## Exercise aim
Say how many lines below contain the word "heading". The number is the entire reply.

## Provided data

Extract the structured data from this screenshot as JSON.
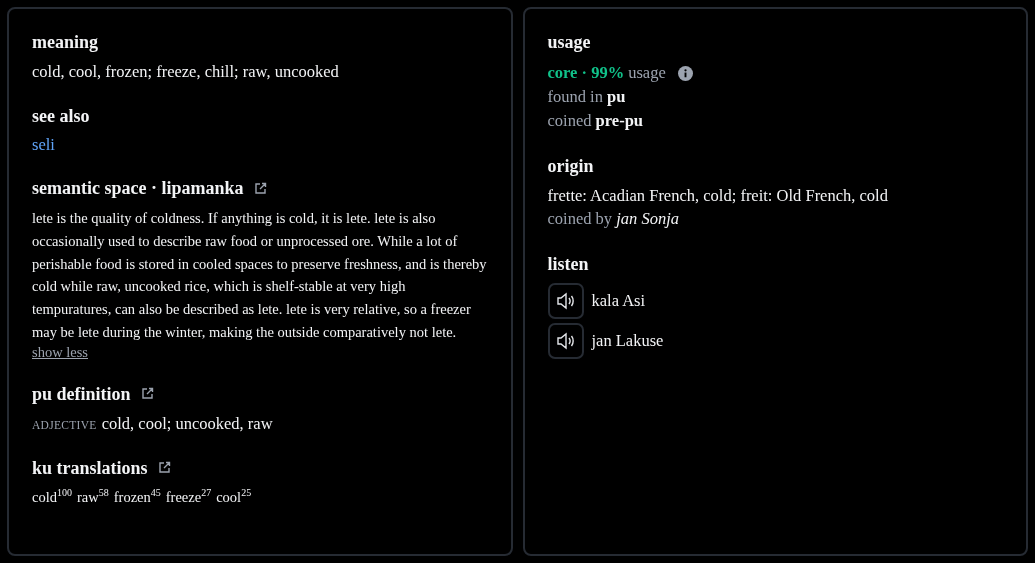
{
  "meaning": {
    "heading": "meaning",
    "text": "cold, cool, frozen; freeze, chill; raw, uncooked"
  },
  "see_also": {
    "heading": "see also",
    "links": [
      "seli"
    ]
  },
  "semantic_space": {
    "heading": "semantic space · lipamanka",
    "description": "lete is the quality of coldness. If anything is cold, it is lete. lete is also occasionally used to describe raw food or unprocessed ore. While a lot of perishable food is stored in cooled spaces to preserve freshness, and is thereby cold while raw, uncooked rice, which is shelf-stable at very high tempuratures, can also be described as lete. lete is very relative, so a freezer may be lete during the winter, making the outside comparatively not lete.",
    "toggle": "show less"
  },
  "pu_definition": {
    "heading": "pu definition",
    "part_of_speech": "ADJECTIVE",
    "text": "cold, cool; uncooked, raw"
  },
  "ku_translations": {
    "heading": "ku translations",
    "items": [
      {
        "word": "cold",
        "score": "100"
      },
      {
        "word": "raw",
        "score": "58"
      },
      {
        "word": "frozen",
        "score": "45"
      },
      {
        "word": "freeze",
        "score": "27"
      },
      {
        "word": "cool",
        "score": "25"
      }
    ]
  },
  "usage": {
    "heading": "usage",
    "category": "core · 99%",
    "label": "usage",
    "found_in": "found in **pu**",
    "coined": "coined **pre-pu**"
  },
  "origin": {
    "heading": "origin",
    "text": "frette: Acadian French, cold; freit: Old French, cold",
    "coined_by": "coined by *jan Sonja*"
  },
  "listen": {
    "heading": "listen",
    "recordings": [
      {
        "speaker": "kala Asi"
      },
      {
        "speaker": "jan Lakuse"
      }
    ]
  }
}
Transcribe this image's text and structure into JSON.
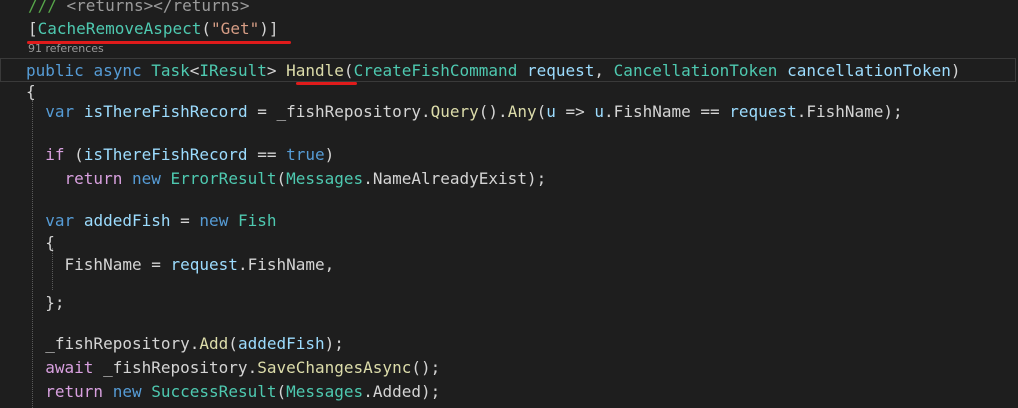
{
  "editor": {
    "lines": [
      [
        {
          "t": "/// ",
          "k": "comment"
        },
        {
          "t": "<returns></returns>",
          "k": "gray"
        }
      ],
      [
        {
          "t": "[",
          "k": "txt"
        },
        {
          "t": "CacheRemoveAspect",
          "k": "type"
        },
        {
          "t": "(",
          "k": "txt"
        },
        {
          "t": "\"Get\"",
          "k": "str"
        },
        {
          "t": ")]",
          "k": "txt"
        }
      ],
      [
        {
          "t": "public",
          "k": "kw"
        },
        {
          "t": " ",
          "k": "txt"
        },
        {
          "t": "async",
          "k": "kw"
        },
        {
          "t": " ",
          "k": "txt"
        },
        {
          "t": "Task",
          "k": "type"
        },
        {
          "t": "<",
          "k": "txt"
        },
        {
          "t": "IResult",
          "k": "type"
        },
        {
          "t": "> ",
          "k": "txt"
        },
        {
          "t": "Handle",
          "k": "method"
        },
        {
          "t": "(",
          "k": "txt"
        },
        {
          "t": "CreateFishCommand",
          "k": "type"
        },
        {
          "t": " ",
          "k": "txt"
        },
        {
          "t": "request",
          "k": "var"
        },
        {
          "t": ", ",
          "k": "txt"
        },
        {
          "t": "CancellationToken",
          "k": "type"
        },
        {
          "t": " ",
          "k": "txt"
        },
        {
          "t": "cancellationToken",
          "k": "var"
        },
        {
          "t": ")",
          "k": "txt"
        }
      ],
      [
        {
          "t": "{",
          "k": "txt"
        }
      ],
      [
        {
          "t": "  ",
          "k": "txt"
        },
        {
          "t": "var",
          "k": "kw"
        },
        {
          "t": " ",
          "k": "txt"
        },
        {
          "t": "isThereFishRecord",
          "k": "var"
        },
        {
          "t": " = _fishRepository.",
          "k": "txt"
        },
        {
          "t": "Query",
          "k": "method"
        },
        {
          "t": "().",
          "k": "txt"
        },
        {
          "t": "Any",
          "k": "method"
        },
        {
          "t": "(",
          "k": "txt"
        },
        {
          "t": "u",
          "k": "var"
        },
        {
          "t": " => ",
          "k": "txt"
        },
        {
          "t": "u",
          "k": "var"
        },
        {
          "t": ".FishName == ",
          "k": "txt"
        },
        {
          "t": "request",
          "k": "var"
        },
        {
          "t": ".FishName);",
          "k": "txt"
        }
      ],
      [],
      [
        {
          "t": "  ",
          "k": "txt"
        },
        {
          "t": "if",
          "k": "ctl"
        },
        {
          "t": " (",
          "k": "txt"
        },
        {
          "t": "isThereFishRecord",
          "k": "var"
        },
        {
          "t": " == ",
          "k": "txt"
        },
        {
          "t": "true",
          "k": "kw"
        },
        {
          "t": ")",
          "k": "txt"
        }
      ],
      [
        {
          "t": "    ",
          "k": "txt"
        },
        {
          "t": "return",
          "k": "ctl"
        },
        {
          "t": " ",
          "k": "txt"
        },
        {
          "t": "new",
          "k": "kw"
        },
        {
          "t": " ",
          "k": "txt"
        },
        {
          "t": "ErrorResult",
          "k": "type"
        },
        {
          "t": "(",
          "k": "txt"
        },
        {
          "t": "Messages",
          "k": "type"
        },
        {
          "t": ".NameAlreadyExist);",
          "k": "txt"
        }
      ],
      [],
      [
        {
          "t": "  ",
          "k": "txt"
        },
        {
          "t": "var",
          "k": "kw"
        },
        {
          "t": " ",
          "k": "txt"
        },
        {
          "t": "addedFish",
          "k": "var"
        },
        {
          "t": " = ",
          "k": "txt"
        },
        {
          "t": "new",
          "k": "kw"
        },
        {
          "t": " ",
          "k": "txt"
        },
        {
          "t": "Fish",
          "k": "type"
        }
      ],
      [
        {
          "t": "  {",
          "k": "txt"
        }
      ],
      [
        {
          "t": "    FishName = ",
          "k": "txt"
        },
        {
          "t": "request",
          "k": "var"
        },
        {
          "t": ".FishName,",
          "k": "txt"
        }
      ],
      [],
      [
        {
          "t": "  };",
          "k": "txt"
        }
      ],
      [],
      [
        {
          "t": "  _fishRepository.",
          "k": "txt"
        },
        {
          "t": "Add",
          "k": "method"
        },
        {
          "t": "(",
          "k": "txt"
        },
        {
          "t": "addedFish",
          "k": "var"
        },
        {
          "t": ");",
          "k": "txt"
        }
      ],
      [
        {
          "t": "  ",
          "k": "txt"
        },
        {
          "t": "await",
          "k": "ctl"
        },
        {
          "t": " _fishRepository.",
          "k": "txt"
        },
        {
          "t": "SaveChangesAsync",
          "k": "method"
        },
        {
          "t": "();",
          "k": "txt"
        }
      ],
      [
        {
          "t": "  ",
          "k": "txt"
        },
        {
          "t": "return",
          "k": "ctl"
        },
        {
          "t": " ",
          "k": "txt"
        },
        {
          "t": "new",
          "k": "kw"
        },
        {
          "t": " ",
          "k": "txt"
        },
        {
          "t": "SuccessResult",
          "k": "type"
        },
        {
          "t": "(",
          "k": "txt"
        },
        {
          "t": "Messages",
          "k": "type"
        },
        {
          "t": ".Added);",
          "k": "txt"
        }
      ]
    ],
    "codelens": "91 references"
  }
}
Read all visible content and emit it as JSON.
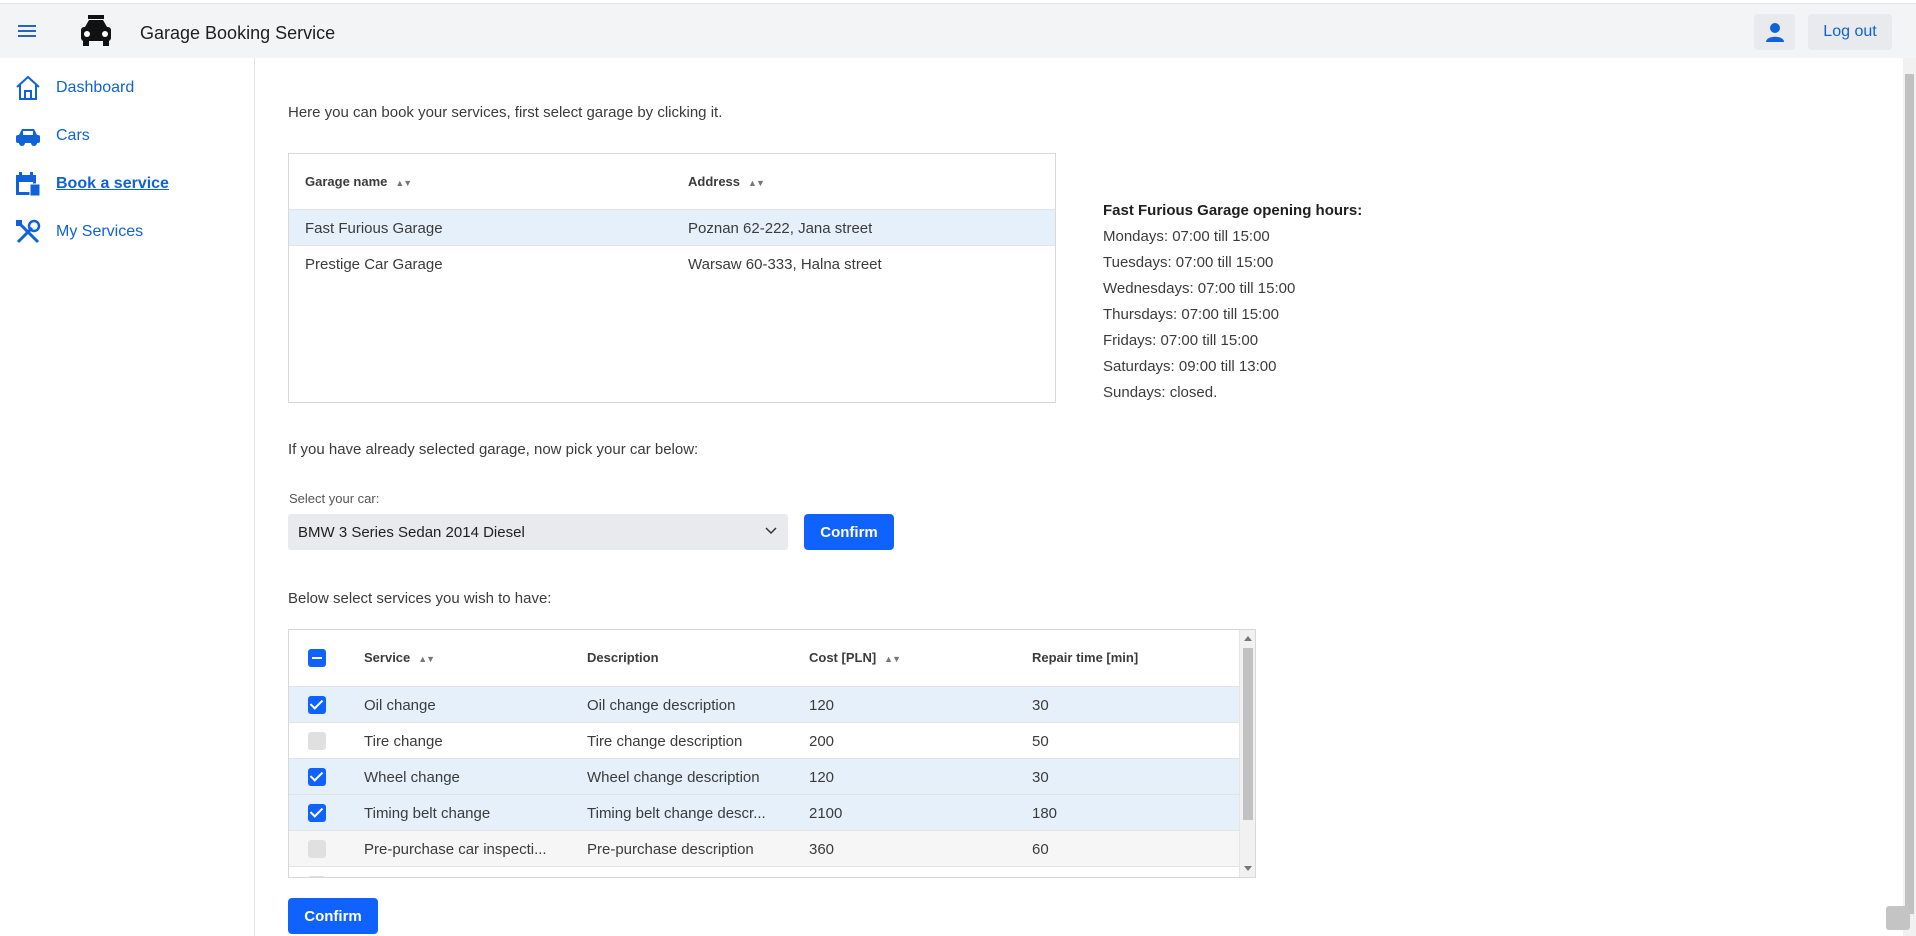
{
  "header": {
    "app_title": "Garage Booking Service",
    "logout_label": "Log out",
    "menu_icon": "hamburger-menu-icon",
    "logo_icon": "car-icon",
    "user_icon": "user-icon"
  },
  "sidebar": {
    "items": [
      {
        "label": "Dashboard",
        "icon": "home-icon",
        "active": false
      },
      {
        "label": "Cars",
        "icon": "car-icon",
        "active": false
      },
      {
        "label": "Book a service",
        "icon": "calendar-icon",
        "active": true
      },
      {
        "label": "My Services",
        "icon": "tools-icon",
        "active": false
      }
    ]
  },
  "main": {
    "intro_text": "Here you can book your services, first select garage by clicking it.",
    "garages": {
      "columns": [
        "Garage name",
        "Address"
      ],
      "rows": [
        {
          "name": "Fast Furious Garage",
          "address": "Poznan 62-222, Jana street",
          "selected": true
        },
        {
          "name": "Prestige Car Garage",
          "address": "Warsaw 60-333, Halna street",
          "selected": false
        }
      ]
    },
    "opening_hours": {
      "title": "Fast Furious Garage opening hours:",
      "lines": [
        "Mondays: 07:00 till 15:00",
        "Tuesdays: 07:00 till 15:00",
        "Wednesdays: 07:00 till 15:00",
        "Thursdays: 07:00 till 15:00",
        "Fridays: 07:00 till 15:00",
        "Saturdays: 09:00 till 13:00",
        "Sundays: closed."
      ]
    },
    "car_prompt": "If you have already selected garage, now pick your car below:",
    "car_select": {
      "label": "Select your car:",
      "value": "BMW 3 Series Sedan 2014 Diesel",
      "confirm_label": "Confirm"
    },
    "services_prompt": "Below select services you wish to have:",
    "services": {
      "columns": [
        "Service",
        "Description",
        "Cost [PLN]",
        "Repair time [min]"
      ],
      "rows": [
        {
          "service": "Oil change",
          "description": "Oil change description",
          "cost": "120",
          "time": "30",
          "checked": true
        },
        {
          "service": "Tire change",
          "description": "Tire change description",
          "cost": "200",
          "time": "50",
          "checked": false
        },
        {
          "service": "Wheel change",
          "description": "Wheel change description",
          "cost": "120",
          "time": "30",
          "checked": true
        },
        {
          "service": "Timing belt change",
          "description": "Timing belt change descr...",
          "cost": "2100",
          "time": "180",
          "checked": true
        },
        {
          "service": "Pre-purchase car inspecti...",
          "description": "Pre-purchase description",
          "cost": "360",
          "time": "60",
          "checked": false
        }
      ]
    },
    "confirm_label": "Confirm"
  },
  "colors": {
    "accent": "#0f62fe",
    "link": "#0f62d8",
    "selected_row": "#e6f0fb"
  }
}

## Output for this exercise
8